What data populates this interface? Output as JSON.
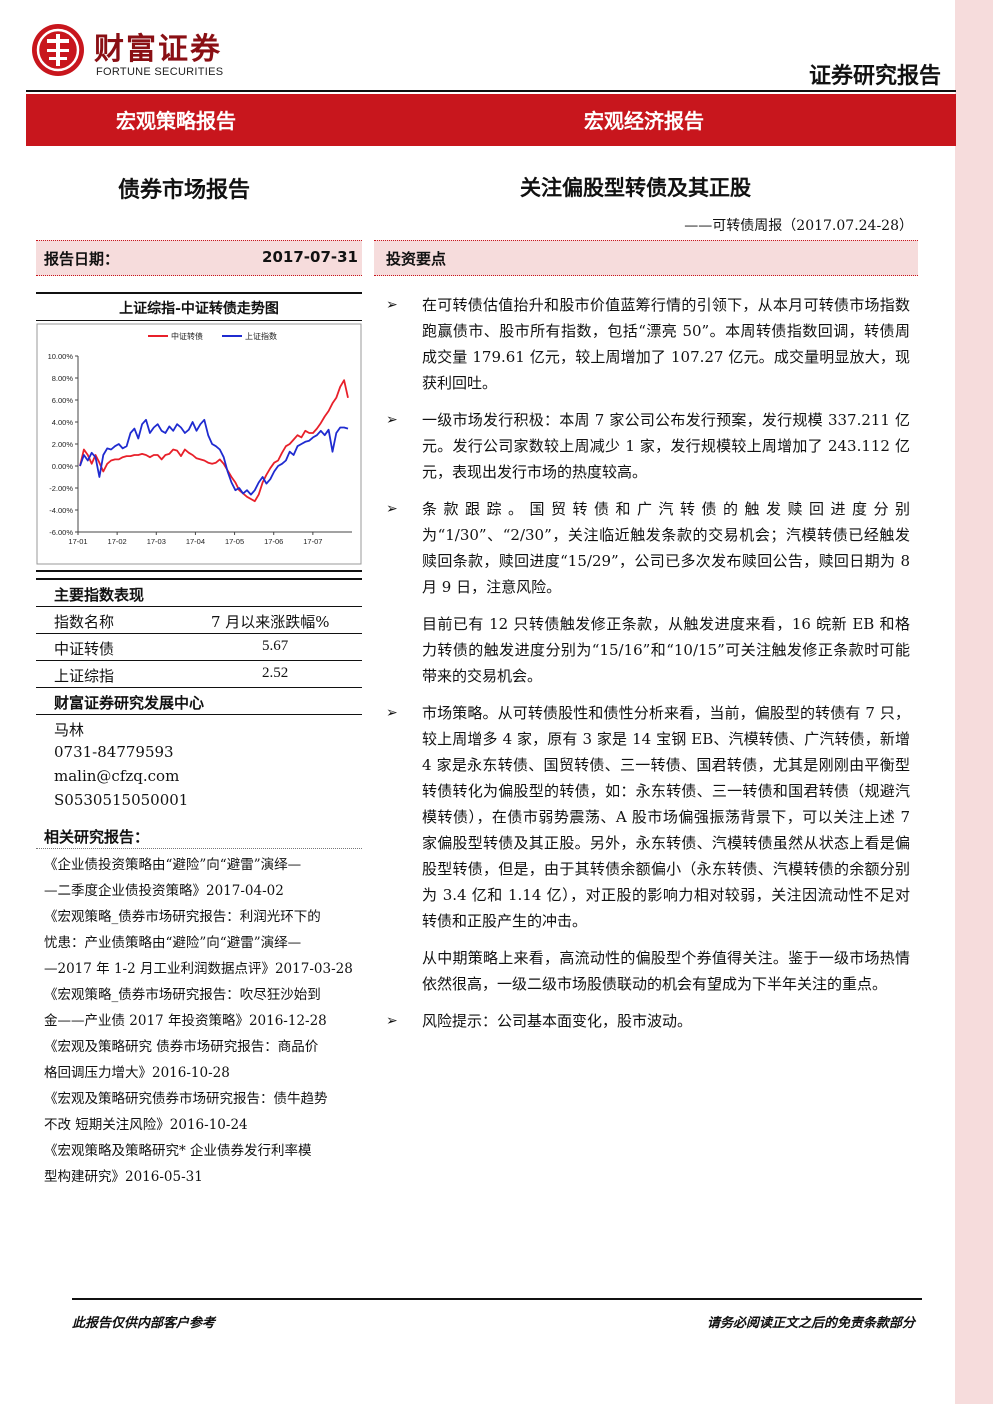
{
  "header": {
    "logo_cn": "财富证券",
    "logo_en": "FORTUNE SECURITIES",
    "doc_type": "证券研究报告"
  },
  "band": {
    "left": "宏观策略报告",
    "right": "宏观经济报告"
  },
  "titles": {
    "section": "债券市场报告",
    "main": "关注偏股型转债及其正股",
    "subtitle": "——可转债周报（2017.07.24-28）"
  },
  "report_date": {
    "label": "报告日期：",
    "value": "2017-07-31"
  },
  "investment_points_label": "投资要点",
  "chart_data": {
    "type": "line",
    "title": "上证综指-中证转债走势图",
    "legend": [
      "中证转债",
      "上证指数"
    ],
    "x_ticks": [
      "17-01",
      "17-02",
      "17-03",
      "17-04",
      "17-05",
      "17-06",
      "17-07"
    ],
    "y_ticks": [
      "10.00%",
      "8.00%",
      "6.00%",
      "4.00%",
      "2.00%",
      "0.00%",
      "-2.00%",
      "-4.00%",
      "-6.00%"
    ],
    "ylim": [
      -6,
      10
    ],
    "legend_position": "top",
    "colors": {
      "中证转债": "#e8202a",
      "上证指数": "#1f2bd0"
    },
    "series": [
      {
        "name": "中证转债",
        "values": [
          0.0,
          1.5,
          1.0,
          0.2,
          1.0,
          0.3,
          -0.5,
          0.2,
          0.5,
          0.6,
          0.6,
          0.8,
          0.9,
          0.9,
          1.0,
          1.0,
          1.1,
          1.0,
          0.8,
          1.0,
          1.0,
          0.6,
          1.0,
          1.1,
          1.5,
          1.4,
          0.9,
          1.5,
          1.2,
          1.0,
          0.7,
          0.6,
          0.5,
          0.3,
          0.2,
          0.3,
          0.6,
          0.2,
          -0.4,
          -1.0,
          -1.5,
          -2.2,
          -2.5,
          -2.8,
          -3.0,
          -3.2,
          -2.6,
          -1.5,
          -0.8,
          -0.2,
          0.3,
          0.5,
          1.2,
          1.8,
          2.0,
          2.4,
          2.8,
          2.6,
          3.2,
          3.0,
          3.0,
          3.4,
          3.9,
          4.5,
          5.0,
          5.7,
          6.2,
          7.2,
          7.8,
          6.2
        ]
      },
      {
        "name": "上证指数",
        "values": [
          0.0,
          1.0,
          0.5,
          1.2,
          0.8,
          -1.0,
          1.0,
          1.6,
          1.5,
          1.8,
          2.0,
          1.6,
          1.8,
          3.0,
          3.4,
          2.5,
          3.8,
          4.2,
          3.0,
          3.5,
          3.8,
          3.2,
          3.0,
          3.6,
          3.2,
          3.8,
          3.5,
          3.0,
          3.3,
          4.0,
          3.2,
          3.8,
          4.2,
          2.8,
          2.0,
          1.8,
          1.5,
          0.8,
          -0.5,
          -1.5,
          -2.2,
          -2.0,
          -2.5,
          -2.2,
          -2.6,
          -2.2,
          -1.5,
          -1.0,
          -1.6,
          -1.2,
          -0.5,
          0.0,
          0.2,
          0.5,
          1.3,
          1.0,
          1.8,
          2.0,
          2.2,
          2.3,
          2.6,
          2.8,
          3.2,
          2.8,
          3.3,
          1.3,
          3.0,
          3.5,
          3.5,
          3.4
        ]
      }
    ]
  },
  "index_table": {
    "title": "主要指数表现",
    "headers": [
      "指数名称",
      "7 月以来涨跌幅%"
    ],
    "rows": [
      [
        "中证转债",
        "5.67"
      ],
      [
        "上证综指",
        "2.52"
      ]
    ]
  },
  "research_center": {
    "title": "财富证券研究发展中心",
    "name": "马林",
    "phone": "0731-84779593",
    "email": "malin@cfzq.com",
    "cert": "S0530515050001"
  },
  "related": {
    "title": "相关研究报告：",
    "lines": [
      "《企业债投资策略由“避险”向“避雷”演绎—",
      "—二季度企业债投资策略》2017-04-02",
      "《宏观策略_债券市场研究报告：利润光环下的",
      "忧患：产业债策略由“避险”向“避雷”演绎—",
      "—2017 年 1-2 月工业利润数据点评》2017-03-28",
      "《宏观策略_债券市场研究报告：吹尽狂沙始到",
      "金——产业债 2017 年投资策略》2016-12-28",
      "《宏观及策略研究  债券市场研究报告：商品价",
      "格回调压力增大》2016-10-28",
      "《宏观及策略研究债券市场研究报告：债牛趋势",
      "不改  短期关注风险》2016-10-24",
      "《宏观策略及策略研究*  企业债券发行利率模",
      "型构建研究》2016-05-31"
    ]
  },
  "content": {
    "arrow": "➢",
    "b1": "在可转债估值抬升和股市价值蓝筹行情的引领下，从本月可转债市场指数跑赢债市、股市所有指数，包括“漂亮 50”。本周转债指数回调，转债周成交量 179.61 亿元，较上周增加了 107.27 亿元。成交量明显放大，现获利回吐。",
    "b2": "一级市场发行积极：本周 7 家公司公布发行预案，发行规模 337.211 亿元。发行公司家数较上周减少 1 家，发行规模较上周增加了 243.112 亿元，表现出发行市场的热度较高。",
    "b3": "条款跟踪。国贸转债和广汽转债的触发赎回进度分别为“1/30”、“2/30”，关注临近触发条款的交易机会；汽模转债已经触发赎回条款，赎回进度“15/29”，公司已多次发布赎回公告，赎回日期为 8 月 9 日，注意风险。",
    "p3": "目前已有 12 只转债触发修正条款，从触发进度来看，16 皖新 EB 和格力转债的触发进度分别为“15/16”和“10/15”可关注触发修正条款时可能带来的交易机会。",
    "b4": "市场策略。从可转债股性和债性分析来看，当前，偏股型的转债有 7 只，较上周增多 4 家，原有 3 家是 14 宝钢 EB、汽模转债、广汽转债，新增 4 家是永东转债、国贸转债、三一转债、国君转债，尤其是刚刚由平衡型转债转化为偏股型的转债，如：永东转债、三一转债和国君转债（规避汽模转债），在债市弱势震荡、A 股市场偏强振荡背景下，可以关注上述 7 家偏股型转债及其正股。另外，永东转债、汽模转债虽然从状态上看是偏股型转债，但是，由于其转债余额偏小（永东转债、汽模转债的余额分别为 3.4 亿和 1.14 亿），对正股的影响力相对较弱，关注因流动性不足对转债和正股产生的冲击。",
    "p4": "从中期策略上来看，高流动性的偏股型个券值得关注。鉴于一级市场热情依然很高，一级二级市场股债联动的机会有望成为下半年关注的重点。",
    "b5": "风险提示：公司基本面变化，股市波动。"
  },
  "footer": {
    "left": "此报告仅供内部客户参考",
    "right": "请务必阅读正文之后的免责条款部分"
  }
}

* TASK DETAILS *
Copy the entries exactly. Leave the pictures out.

* WRITTEN RESPONSE *
What data populates this interface? Output as JSON.
{
  "header": {
    "logo_cn": "财富证券",
    "logo_en": "FORTUNE SECURITIES",
    "doc_type": "证券研究报告"
  },
  "band": {
    "left": "宏观策略报告",
    "right": "宏观经济报告"
  },
  "titles": {
    "section": "债券市场报告",
    "main": "关注偏股型转债及其正股",
    "subtitle": "——可转债周报（2017.07.24-28）"
  },
  "report_date": {
    "label": "报告日期：",
    "value": "2017-07-31"
  },
  "investment_points_label": "投资要点",
  "chart_data": {
    "type": "line",
    "title": "上证综指-中证转债走势图",
    "legend": [
      "中证转债",
      "上证指数"
    ],
    "x_ticks": [
      "17-01",
      "17-02",
      "17-03",
      "17-04",
      "17-05",
      "17-06",
      "17-07"
    ],
    "y_ticks": [
      "10.00%",
      "8.00%",
      "6.00%",
      "4.00%",
      "2.00%",
      "0.00%",
      "-2.00%",
      "-4.00%",
      "-6.00%"
    ],
    "ylim": [
      -6,
      10
    ],
    "legend_position": "top",
    "colors": {
      "中证转债": "#e8202a",
      "上证指数": "#1f2bd0"
    },
    "series": [
      {
        "name": "中证转债",
        "values": [
          0.0,
          1.5,
          1.0,
          0.2,
          1.0,
          0.3,
          -0.5,
          0.2,
          0.5,
          0.6,
          0.6,
          0.8,
          0.9,
          0.9,
          1.0,
          1.0,
          1.1,
          1.0,
          0.8,
          1.0,
          1.0,
          0.6,
          1.0,
          1.1,
          1.5,
          1.4,
          0.9,
          1.5,
          1.2,
          1.0,
          0.7,
          0.6,
          0.5,
          0.3,
          0.2,
          0.3,
          0.6,
          0.2,
          -0.4,
          -1.0,
          -1.5,
          -2.2,
          -2.5,
          -2.8,
          -3.0,
          -3.2,
          -2.6,
          -1.5,
          -0.8,
          -0.2,
          0.3,
          0.5,
          1.2,
          1.8,
          2.0,
          2.4,
          2.8,
          2.6,
          3.2,
          3.0,
          3.0,
          3.4,
          3.9,
          4.5,
          5.0,
          5.7,
          6.2,
          7.2,
          7.8,
          6.2
        ]
      },
      {
        "name": "上证指数",
        "values": [
          0.0,
          1.0,
          0.5,
          1.2,
          0.8,
          -1.0,
          1.0,
          1.6,
          1.5,
          1.8,
          2.0,
          1.6,
          1.8,
          3.0,
          3.4,
          2.5,
          3.8,
          4.2,
          3.0,
          3.5,
          3.8,
          3.2,
          3.0,
          3.6,
          3.2,
          3.8,
          3.5,
          3.0,
          3.3,
          4.0,
          3.2,
          3.8,
          4.2,
          2.8,
          2.0,
          1.8,
          1.5,
          0.8,
          -0.5,
          -1.5,
          -2.2,
          -2.0,
          -2.5,
          -2.2,
          -2.6,
          -2.2,
          -1.5,
          -1.0,
          -1.6,
          -1.2,
          -0.5,
          0.0,
          0.2,
          0.5,
          1.3,
          1.0,
          1.8,
          2.0,
          2.2,
          2.3,
          2.6,
          2.8,
          3.2,
          2.8,
          3.3,
          1.3,
          3.0,
          3.5,
          3.5,
          3.4
        ]
      }
    ]
  },
  "index_table": {
    "title": "主要指数表现",
    "headers": [
      "指数名称",
      "7 月以来涨跌幅%"
    ],
    "rows": [
      [
        "中证转债",
        "5.67"
      ],
      [
        "上证综指",
        "2.52"
      ]
    ]
  },
  "research_center": {
    "title": "财富证券研究发展中心",
    "name": "马林",
    "phone": "0731-84779593",
    "email": "malin@cfzq.com",
    "cert": "S0530515050001"
  },
  "related": {
    "title": "相关研究报告：",
    "lines": [
      "《企业债投资策略由“避险”向“避雷”演绎—",
      "—二季度企业债投资策略》2017-04-02",
      "《宏观策略_债券市场研究报告：利润光环下的",
      "忧患：产业债策略由“避险”向“避雷”演绎—",
      "—2017 年 1-2 月工业利润数据点评》2017-03-28",
      "《宏观策略_债券市场研究报告：吹尽狂沙始到",
      "金——产业债 2017 年投资策略》2016-12-28",
      "《宏观及策略研究  债券市场研究报告：商品价",
      "格回调压力增大》2016-10-28",
      "《宏观及策略研究债券市场研究报告：债牛趋势",
      "不改  短期关注风险》2016-10-24",
      "《宏观策略及策略研究*  企业债券发行利率模",
      "型构建研究》2016-05-31"
    ]
  },
  "content": {
    "arrow": "➢",
    "b1": "在可转债估值抬升和股市价值蓝筹行情的引领下，从本月可转债市场指数跑赢债市、股市所有指数，包括“漂亮 50”。本周转债指数回调，转债周成交量 179.61 亿元，较上周增加了 107.27 亿元。成交量明显放大，现获利回吐。",
    "b2": "一级市场发行积极：本周 7 家公司公布发行预案，发行规模 337.211 亿元。发行公司家数较上周减少 1 家，发行规模较上周增加了 243.112 亿元，表现出发行市场的热度较高。",
    "b3": "条款跟踪。国贸转债和广汽转债的触发赎回进度分别为“1/30”、“2/30”，关注临近触发条款的交易机会；汽模转债已经触发赎回条款，赎回进度“15/29”，公司已多次发布赎回公告，赎回日期为 8 月 9 日，注意风险。",
    "p3": "目前已有 12 只转债触发修正条款，从触发进度来看，16 皖新 EB 和格力转债的触发进度分别为“15/16”和“10/15”可关注触发修正条款时可能带来的交易机会。",
    "b4": "市场策略。从可转债股性和债性分析来看，当前，偏股型的转债有 7 只，较上周增多 4 家，原有 3 家是 14 宝钢 EB、汽模转债、广汽转债，新增 4 家是永东转债、国贸转债、三一转债、国君转债，尤其是刚刚由平衡型转债转化为偏股型的转债，如：永东转债、三一转债和国君转债（规避汽模转债），在债市弱势震荡、A 股市场偏强振荡背景下，可以关注上述 7 家偏股型转债及其正股。另外，永东转债、汽模转债虽然从状态上看是偏股型转债，但是，由于其转债余额偏小（永东转债、汽模转债的余额分别为 3.4 亿和 1.14 亿），对正股的影响力相对较弱，关注因流动性不足对转债和正股产生的冲击。",
    "p4": "从中期策略上来看，高流动性的偏股型个券值得关注。鉴于一级市场热情依然很高，一级二级市场股债联动的机会有望成为下半年关注的重点。",
    "b5": "风险提示：公司基本面变化，股市波动。"
  },
  "footer": {
    "left": "此报告仅供内部客户参考",
    "right": "请务必阅读正文之后的免责条款部分"
  }
}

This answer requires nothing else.